SKYLIGHT AND WOOD CEILING OVER CIRCULATION DESK : FINAL VERSION
The library was dedicated in 1970 with a performance by jazz great Duke Ellington. Aalto, or at least his firm, designed almost everything at Mount Angel, from soup to nuts. The attention to detail, and the idiosyncratic details themselves, reveal a Scandinavian sensibility brought virtually intact to Oregon. It goes way beyond the famous furniture designs that you can still buy for your home today, like the three Aalto stools we own, just as beautiful and utilitarian as they were when Fran and I received them as wedding presents 38 years ago.
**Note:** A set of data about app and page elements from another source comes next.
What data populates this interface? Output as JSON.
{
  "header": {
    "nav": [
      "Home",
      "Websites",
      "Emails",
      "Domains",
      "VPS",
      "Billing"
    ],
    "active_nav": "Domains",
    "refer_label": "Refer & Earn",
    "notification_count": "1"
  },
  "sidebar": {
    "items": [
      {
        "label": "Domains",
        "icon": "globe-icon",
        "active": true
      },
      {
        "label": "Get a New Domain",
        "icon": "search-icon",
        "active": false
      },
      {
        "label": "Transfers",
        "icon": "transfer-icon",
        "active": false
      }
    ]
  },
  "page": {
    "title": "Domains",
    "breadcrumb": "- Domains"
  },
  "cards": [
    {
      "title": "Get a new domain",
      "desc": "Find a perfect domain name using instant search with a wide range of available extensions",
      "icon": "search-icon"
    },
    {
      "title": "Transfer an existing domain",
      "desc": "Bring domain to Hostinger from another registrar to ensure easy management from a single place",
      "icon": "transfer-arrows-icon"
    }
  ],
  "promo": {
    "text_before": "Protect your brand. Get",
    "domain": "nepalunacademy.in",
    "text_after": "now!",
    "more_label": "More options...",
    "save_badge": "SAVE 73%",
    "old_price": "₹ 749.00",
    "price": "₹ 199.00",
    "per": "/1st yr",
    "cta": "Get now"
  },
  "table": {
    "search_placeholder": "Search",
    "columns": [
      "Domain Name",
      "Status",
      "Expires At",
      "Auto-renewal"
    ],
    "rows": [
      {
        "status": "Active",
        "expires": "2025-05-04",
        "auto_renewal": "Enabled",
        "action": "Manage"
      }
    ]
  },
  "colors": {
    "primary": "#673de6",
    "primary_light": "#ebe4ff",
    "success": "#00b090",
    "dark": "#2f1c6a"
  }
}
But rest assured that the library contains the most extensive collection of Aalto furniture in the United States.
Every detail is thought out and customized, such as the unique light fixtures on the continuous desks at the perimeter of each floor level. Utilitarian metal bookshelves have beautiful wood slat end caps that mirror the custom wooden ceilings over the circulation desk. Windows overlooking the valley are used to ennoble individual study spaces, while the overall windows on each floor are bands of transom windows that resemble the skylights at each break in the ceiling above. A private perimeter office is surrounded by such a beautiful obscure glass partition that you almost can't resist breaking in to see inside. You can almost forgive the madness of seven different types of skylights in the initial foyer alone.
BOOKSHELF END CAPS : FINAL VERSION
QUIETLY ENJOY THE VIEW : FINAL VERSION
PRIVATE PERIMETER OFFICE : FINAL VERSION
My favorite professor in architecture school once punctured my attempt to analyze an Aalto building by humorously pointing out the inherent difficulty of such an exercise. He revealed the secret of Aalto's "design method" by drawing a cartoon of a lightening bolt. Mere mortals could only appreciate his work, without truly understanding how it was done. Please take a trip to Mount Angel and be thrilled by the show; the monks in their robes only add to the magic of the architecture.
THE DRAMA EXTENDS TO THE "BASEMENT" LEVEL : FINAL VERSION
(5) January (5) (4) February (4) (4) March (4) (4) April (4) (3) May (3) (4) June (4) (5) July (5) (4) August (4) (2) September (2) (4) October (4) (4) November (4) (5) December (5)
(4) January (4) (4) February (4) (2) March (2) (4) April (4) (4) May (4) (4) June (4) (5) July (5) (4) August (4) (5) September (5) (4) October (4) (4) November (4) (3) December (3)
(4) January (4) (4) February (4) (4) March (4) (4) April (4) (4) May (4) June July August September October November December